Of these social fathers, 70% also had one or more children for whom they were the biological father. This confirms the relevance of our research to the contemporary context, where there are hugely varied family structures beyond the traditional nuclear family. It also prompts another question about how fathers perceive their relationship or role with their biological compared with their non-biological children. Do they perform the same duties in relation to both?
- 63% defined themselves as a carer
- 74% defined themselves as having responsibility
- 37% did not define themselves as a carer
- 26% did not define themselves as having responsibility for the child(ren)
This rejection of what we might perceive to be general aspects of fathering is interesting. It could be because the fathers didn’t identify with the language used, or that they define their relationship to the child in a completely different way.
Understanding contemporary family structures
This is only a snapshot of the experience of social fatherhood. Just over a third of the fathers surveyed either have or had a social fathering role, and their actual relationship to the child(ren) spanned many roles, from family friend to grandfather. The questions of why men step into these social fathering roles, and what this means for their identities and those of the children they care for, are central questions that also need to be explored. Where do social fathers’ perceptions of their role originate, how does this affect the child in the relationship, and do children have similar perceptions of the role of the social father?
We hope to build on the DAD.info survey and obtain funding for a larger qualitative study, using in-depth interviews and focus groups with social fathers from a wider national sample. We are also keen to explore other ways of using websites and online forums to gain further insights into the experiences and perceptions of social fathers, including the role of the internet itself in supporting men’s involvement in the care of children. This raises the question as to whether it’s possible to use the internet to go beyond the relatively superficial questions that this initial survey asked, and to explore the more intimate issues that it raises concerning family relationships and personal identity.

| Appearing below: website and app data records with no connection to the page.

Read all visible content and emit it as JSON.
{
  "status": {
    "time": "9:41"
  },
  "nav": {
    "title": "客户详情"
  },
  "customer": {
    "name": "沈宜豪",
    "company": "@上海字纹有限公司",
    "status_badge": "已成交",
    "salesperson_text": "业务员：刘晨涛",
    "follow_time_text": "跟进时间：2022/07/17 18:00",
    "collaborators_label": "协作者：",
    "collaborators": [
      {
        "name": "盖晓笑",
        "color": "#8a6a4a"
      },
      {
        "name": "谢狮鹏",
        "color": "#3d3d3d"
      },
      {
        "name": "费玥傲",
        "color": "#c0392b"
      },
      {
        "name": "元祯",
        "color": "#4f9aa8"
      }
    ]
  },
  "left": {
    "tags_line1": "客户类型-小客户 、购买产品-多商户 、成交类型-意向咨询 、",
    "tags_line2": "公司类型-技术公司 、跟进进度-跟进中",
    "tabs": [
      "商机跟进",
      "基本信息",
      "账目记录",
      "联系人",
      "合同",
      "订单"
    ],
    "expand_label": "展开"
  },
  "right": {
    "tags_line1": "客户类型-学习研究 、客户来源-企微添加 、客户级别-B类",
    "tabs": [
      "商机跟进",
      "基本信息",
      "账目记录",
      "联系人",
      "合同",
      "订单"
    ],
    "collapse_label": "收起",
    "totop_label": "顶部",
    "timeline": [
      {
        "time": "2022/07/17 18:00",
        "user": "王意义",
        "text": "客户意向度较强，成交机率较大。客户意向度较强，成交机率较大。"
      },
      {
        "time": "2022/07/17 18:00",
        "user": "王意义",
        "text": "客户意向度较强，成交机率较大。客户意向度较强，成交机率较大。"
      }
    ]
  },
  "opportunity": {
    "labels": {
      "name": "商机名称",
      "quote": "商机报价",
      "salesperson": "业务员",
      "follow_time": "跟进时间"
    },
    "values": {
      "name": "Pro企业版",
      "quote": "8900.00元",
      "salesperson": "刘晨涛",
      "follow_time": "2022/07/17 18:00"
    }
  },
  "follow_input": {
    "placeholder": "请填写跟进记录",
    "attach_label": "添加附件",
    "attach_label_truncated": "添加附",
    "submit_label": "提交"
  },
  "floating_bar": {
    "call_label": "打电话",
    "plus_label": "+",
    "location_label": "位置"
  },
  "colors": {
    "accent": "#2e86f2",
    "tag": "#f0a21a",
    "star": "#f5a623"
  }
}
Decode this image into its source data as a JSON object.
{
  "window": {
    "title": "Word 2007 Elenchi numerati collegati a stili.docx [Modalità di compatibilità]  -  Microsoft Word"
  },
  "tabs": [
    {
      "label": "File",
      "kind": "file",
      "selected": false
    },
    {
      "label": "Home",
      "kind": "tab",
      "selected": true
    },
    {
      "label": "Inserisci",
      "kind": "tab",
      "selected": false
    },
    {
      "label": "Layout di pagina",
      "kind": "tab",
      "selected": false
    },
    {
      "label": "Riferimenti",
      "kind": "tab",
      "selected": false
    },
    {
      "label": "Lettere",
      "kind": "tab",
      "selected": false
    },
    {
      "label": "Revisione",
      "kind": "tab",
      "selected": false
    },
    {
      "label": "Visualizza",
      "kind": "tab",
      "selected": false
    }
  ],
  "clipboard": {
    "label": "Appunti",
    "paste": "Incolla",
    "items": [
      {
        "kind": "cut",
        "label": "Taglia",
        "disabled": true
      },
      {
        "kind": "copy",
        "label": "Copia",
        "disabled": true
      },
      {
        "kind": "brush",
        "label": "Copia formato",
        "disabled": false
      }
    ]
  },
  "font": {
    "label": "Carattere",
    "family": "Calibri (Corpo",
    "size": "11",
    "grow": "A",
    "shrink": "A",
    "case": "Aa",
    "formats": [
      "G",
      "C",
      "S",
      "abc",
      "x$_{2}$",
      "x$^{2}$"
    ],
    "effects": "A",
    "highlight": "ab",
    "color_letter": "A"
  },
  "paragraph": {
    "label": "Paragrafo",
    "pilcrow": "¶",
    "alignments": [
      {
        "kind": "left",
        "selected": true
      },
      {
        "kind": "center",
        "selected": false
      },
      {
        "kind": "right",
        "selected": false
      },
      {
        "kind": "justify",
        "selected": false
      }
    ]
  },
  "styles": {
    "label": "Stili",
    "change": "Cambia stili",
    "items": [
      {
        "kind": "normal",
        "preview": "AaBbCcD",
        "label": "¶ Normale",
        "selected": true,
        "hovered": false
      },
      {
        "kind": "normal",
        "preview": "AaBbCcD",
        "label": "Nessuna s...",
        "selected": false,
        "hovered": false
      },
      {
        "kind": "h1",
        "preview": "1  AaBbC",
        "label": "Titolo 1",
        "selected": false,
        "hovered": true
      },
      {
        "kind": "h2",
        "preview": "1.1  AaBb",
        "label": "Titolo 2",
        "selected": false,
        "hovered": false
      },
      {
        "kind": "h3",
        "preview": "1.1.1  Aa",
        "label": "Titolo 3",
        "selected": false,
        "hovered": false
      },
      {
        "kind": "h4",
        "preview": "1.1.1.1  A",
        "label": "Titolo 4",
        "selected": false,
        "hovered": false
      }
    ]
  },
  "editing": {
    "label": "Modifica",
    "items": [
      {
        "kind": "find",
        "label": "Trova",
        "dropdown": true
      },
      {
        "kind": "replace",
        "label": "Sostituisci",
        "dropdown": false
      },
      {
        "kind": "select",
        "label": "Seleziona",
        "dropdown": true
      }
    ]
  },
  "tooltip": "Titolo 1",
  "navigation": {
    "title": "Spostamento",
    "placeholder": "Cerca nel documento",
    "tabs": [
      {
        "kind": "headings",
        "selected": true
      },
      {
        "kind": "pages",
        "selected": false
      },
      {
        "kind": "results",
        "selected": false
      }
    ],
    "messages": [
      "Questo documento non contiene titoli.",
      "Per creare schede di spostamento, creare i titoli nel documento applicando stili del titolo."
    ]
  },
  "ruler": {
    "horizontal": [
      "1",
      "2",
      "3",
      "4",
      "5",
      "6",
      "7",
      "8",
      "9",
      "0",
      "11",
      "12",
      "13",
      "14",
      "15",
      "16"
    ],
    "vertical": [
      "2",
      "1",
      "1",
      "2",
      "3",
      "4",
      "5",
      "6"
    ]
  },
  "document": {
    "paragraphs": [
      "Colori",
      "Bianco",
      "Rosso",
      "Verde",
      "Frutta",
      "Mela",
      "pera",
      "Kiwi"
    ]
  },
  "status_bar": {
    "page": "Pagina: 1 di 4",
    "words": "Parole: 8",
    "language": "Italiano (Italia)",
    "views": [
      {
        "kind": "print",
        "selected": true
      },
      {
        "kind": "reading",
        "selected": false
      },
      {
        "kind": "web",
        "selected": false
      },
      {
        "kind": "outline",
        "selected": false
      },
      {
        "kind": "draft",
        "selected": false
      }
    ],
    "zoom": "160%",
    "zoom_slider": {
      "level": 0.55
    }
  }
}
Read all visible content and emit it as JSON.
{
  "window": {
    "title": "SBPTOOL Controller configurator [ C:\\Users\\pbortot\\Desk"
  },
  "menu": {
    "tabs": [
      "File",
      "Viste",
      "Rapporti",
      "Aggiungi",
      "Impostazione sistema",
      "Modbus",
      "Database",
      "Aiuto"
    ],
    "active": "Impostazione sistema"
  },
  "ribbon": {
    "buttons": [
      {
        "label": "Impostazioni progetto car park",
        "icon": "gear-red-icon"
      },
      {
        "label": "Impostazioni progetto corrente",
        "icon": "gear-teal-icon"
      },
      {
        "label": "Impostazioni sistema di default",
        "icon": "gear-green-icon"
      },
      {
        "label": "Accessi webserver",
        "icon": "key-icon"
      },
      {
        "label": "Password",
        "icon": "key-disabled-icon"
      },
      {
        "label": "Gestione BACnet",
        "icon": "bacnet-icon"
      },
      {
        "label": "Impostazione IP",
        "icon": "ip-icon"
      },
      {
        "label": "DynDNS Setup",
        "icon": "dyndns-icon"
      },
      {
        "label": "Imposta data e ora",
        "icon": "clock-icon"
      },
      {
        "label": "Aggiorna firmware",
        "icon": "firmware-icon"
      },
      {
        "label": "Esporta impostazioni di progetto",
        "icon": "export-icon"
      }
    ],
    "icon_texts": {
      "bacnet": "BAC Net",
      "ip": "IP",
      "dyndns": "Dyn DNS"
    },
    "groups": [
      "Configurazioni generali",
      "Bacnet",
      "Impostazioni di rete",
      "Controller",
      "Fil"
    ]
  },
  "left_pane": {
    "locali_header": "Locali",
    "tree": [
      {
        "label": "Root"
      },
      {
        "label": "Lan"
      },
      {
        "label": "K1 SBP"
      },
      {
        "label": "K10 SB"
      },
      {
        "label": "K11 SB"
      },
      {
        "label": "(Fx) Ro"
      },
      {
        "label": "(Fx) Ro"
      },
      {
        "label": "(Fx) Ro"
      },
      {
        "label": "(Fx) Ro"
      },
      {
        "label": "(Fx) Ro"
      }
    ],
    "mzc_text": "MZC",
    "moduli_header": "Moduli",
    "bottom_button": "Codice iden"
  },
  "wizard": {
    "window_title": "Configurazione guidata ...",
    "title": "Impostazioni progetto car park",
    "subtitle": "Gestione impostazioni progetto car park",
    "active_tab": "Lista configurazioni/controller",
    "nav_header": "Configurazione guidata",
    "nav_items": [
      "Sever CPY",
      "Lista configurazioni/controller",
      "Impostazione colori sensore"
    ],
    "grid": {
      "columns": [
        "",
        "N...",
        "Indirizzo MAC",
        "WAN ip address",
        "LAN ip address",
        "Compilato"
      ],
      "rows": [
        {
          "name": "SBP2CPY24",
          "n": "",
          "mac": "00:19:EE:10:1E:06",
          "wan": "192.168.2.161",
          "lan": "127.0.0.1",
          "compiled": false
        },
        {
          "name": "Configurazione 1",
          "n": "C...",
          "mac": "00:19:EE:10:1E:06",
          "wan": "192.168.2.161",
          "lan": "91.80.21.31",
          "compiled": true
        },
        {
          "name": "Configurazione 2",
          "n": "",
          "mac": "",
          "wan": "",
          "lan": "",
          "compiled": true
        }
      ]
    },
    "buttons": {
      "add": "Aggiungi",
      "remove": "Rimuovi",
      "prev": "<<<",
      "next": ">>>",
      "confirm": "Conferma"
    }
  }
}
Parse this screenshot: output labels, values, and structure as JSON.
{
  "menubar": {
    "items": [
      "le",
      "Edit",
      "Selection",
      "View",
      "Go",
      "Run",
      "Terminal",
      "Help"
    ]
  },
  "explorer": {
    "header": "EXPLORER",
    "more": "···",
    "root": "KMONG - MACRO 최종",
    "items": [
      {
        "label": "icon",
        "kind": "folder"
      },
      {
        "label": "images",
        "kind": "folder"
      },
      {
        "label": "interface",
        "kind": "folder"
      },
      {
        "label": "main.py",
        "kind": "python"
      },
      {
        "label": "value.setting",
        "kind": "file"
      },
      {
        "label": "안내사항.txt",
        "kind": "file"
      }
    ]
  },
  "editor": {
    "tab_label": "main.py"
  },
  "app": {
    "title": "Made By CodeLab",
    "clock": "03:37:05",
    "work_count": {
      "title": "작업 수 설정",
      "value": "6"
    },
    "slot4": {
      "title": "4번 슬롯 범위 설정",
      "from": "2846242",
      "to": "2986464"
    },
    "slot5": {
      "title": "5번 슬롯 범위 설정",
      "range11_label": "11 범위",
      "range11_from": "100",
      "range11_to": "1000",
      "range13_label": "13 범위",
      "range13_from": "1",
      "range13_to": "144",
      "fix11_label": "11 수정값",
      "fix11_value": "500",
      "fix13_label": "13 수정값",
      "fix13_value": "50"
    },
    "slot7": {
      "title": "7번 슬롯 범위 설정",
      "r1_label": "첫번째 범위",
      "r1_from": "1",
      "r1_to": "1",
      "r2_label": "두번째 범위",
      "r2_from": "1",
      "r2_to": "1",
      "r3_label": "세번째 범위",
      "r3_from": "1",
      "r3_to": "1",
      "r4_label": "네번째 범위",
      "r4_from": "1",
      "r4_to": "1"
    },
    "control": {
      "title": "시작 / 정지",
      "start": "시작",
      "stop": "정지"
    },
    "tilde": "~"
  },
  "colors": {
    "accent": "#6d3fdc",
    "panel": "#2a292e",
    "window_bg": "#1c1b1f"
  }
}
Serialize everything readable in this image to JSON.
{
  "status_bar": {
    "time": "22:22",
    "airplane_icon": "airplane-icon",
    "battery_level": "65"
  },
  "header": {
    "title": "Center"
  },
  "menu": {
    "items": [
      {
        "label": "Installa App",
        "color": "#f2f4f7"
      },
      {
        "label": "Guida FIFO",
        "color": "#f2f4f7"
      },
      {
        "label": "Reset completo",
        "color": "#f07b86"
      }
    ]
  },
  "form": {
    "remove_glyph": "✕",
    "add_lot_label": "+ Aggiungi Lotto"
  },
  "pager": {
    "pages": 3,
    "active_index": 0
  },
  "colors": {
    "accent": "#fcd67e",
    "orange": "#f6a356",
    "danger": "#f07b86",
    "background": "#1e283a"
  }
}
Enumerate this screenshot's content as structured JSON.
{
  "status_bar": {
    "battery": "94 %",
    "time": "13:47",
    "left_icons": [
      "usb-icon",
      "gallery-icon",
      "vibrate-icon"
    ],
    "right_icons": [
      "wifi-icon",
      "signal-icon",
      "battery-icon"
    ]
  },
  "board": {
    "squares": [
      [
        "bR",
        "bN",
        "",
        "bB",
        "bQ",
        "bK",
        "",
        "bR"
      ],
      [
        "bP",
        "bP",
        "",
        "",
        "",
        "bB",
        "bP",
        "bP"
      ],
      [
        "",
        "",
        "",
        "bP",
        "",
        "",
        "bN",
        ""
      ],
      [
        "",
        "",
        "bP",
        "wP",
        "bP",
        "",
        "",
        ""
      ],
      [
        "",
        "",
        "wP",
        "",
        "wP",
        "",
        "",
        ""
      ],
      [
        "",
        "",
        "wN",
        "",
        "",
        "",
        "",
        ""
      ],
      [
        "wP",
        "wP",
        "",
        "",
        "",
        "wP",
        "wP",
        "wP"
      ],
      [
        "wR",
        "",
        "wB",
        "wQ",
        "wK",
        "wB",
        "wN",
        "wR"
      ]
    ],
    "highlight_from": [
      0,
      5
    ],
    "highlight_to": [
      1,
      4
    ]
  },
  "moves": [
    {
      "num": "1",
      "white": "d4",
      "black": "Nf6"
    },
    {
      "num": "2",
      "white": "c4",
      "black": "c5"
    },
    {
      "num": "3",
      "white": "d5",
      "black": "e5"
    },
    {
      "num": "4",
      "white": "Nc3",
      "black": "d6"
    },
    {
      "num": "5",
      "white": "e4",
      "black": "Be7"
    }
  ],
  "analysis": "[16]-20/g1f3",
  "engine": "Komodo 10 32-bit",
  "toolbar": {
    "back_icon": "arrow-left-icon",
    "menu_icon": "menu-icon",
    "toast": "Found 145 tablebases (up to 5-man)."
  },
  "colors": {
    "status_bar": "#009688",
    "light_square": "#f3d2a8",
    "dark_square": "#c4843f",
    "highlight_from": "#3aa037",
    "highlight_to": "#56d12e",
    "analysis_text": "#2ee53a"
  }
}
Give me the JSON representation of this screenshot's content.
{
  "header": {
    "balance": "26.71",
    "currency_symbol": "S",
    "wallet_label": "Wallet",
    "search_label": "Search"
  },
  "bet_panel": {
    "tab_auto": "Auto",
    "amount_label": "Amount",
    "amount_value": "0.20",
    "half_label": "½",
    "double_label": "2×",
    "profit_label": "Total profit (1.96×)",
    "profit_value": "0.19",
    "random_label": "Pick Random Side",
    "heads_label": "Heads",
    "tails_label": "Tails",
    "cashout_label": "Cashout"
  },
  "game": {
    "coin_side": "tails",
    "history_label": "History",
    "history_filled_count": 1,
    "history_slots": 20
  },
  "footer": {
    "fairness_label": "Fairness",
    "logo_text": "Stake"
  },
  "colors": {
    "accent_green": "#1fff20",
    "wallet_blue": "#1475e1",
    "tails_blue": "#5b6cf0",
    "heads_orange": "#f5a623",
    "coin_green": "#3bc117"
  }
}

This post gives the views of the authors and does not represent the position of the LSE Parenting for a Digital Future blog, nor of the London School of Economics and Political Science.